In the evening, we go to the school Promises Auction - bidding for "promises" donated by parents, all to raise money for the school. It's in the School Hall - trestle tables, quiche and crisps, moody saxophone music, wooden floors steeped with hot dinners and hymns. We sit on kid's chairs and giggle and - bidding suddenly an intoxicating game, money Monopoly-plentiful - we compete for bargains.

Among the promises on sale are: an evening's babysitting by "a popular Australian Nanny"; a wine valuation; a couscous meal delivered to your door; a morning spent with the literary editor of the Spectator; four identical copies of The Book of Herbs; a homemade Chocolate Velvet Pie; and a video repair by the Headteacher's husband.

Jonathan - never one to say no to chocolate - bids feverishly for the pie and wins it, a snip at pounds 12.

Back home, shopped out, it's pill time again. Fiddling with the foil wrap, I drop the pill on the carpet and Harriet rushes straightaway to gobble it up. So much for technique.

In bed, I fall asleep instantly and dream about a Chocolate Velvet Pie made by someone who is, oddly, a combination of John Major and the vet, and served on a silver platter to Harriet.

"The trouble is," confides John, suddenly endearing in his surgical coat, "my own cats know I'm just a silly man and I can't cook."

The First Concubine isn't fooled either.
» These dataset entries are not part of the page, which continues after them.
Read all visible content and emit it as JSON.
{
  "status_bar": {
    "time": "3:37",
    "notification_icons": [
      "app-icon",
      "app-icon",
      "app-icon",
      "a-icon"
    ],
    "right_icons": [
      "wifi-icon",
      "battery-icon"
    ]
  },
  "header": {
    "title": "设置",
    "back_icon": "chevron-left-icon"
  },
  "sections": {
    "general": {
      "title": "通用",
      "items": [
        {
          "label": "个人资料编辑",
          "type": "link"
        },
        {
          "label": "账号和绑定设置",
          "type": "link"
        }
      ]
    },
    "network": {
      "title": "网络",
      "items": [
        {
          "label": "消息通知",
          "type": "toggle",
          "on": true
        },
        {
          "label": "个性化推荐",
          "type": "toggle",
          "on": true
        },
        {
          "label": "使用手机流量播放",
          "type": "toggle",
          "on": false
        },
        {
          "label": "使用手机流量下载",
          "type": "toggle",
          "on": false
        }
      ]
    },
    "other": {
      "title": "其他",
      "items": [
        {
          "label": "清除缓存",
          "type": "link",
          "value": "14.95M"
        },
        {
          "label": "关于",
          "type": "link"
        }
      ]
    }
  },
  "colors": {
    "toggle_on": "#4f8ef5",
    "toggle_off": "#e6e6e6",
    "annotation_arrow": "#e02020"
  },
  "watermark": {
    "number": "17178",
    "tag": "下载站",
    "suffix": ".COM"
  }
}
She gives the pie a sniff and walks away - patting the yummy pink pills lodged in the folds of her kimono.

Julie Myerson's novel 'Sleepwalking' is published by Picador at pounds 4.99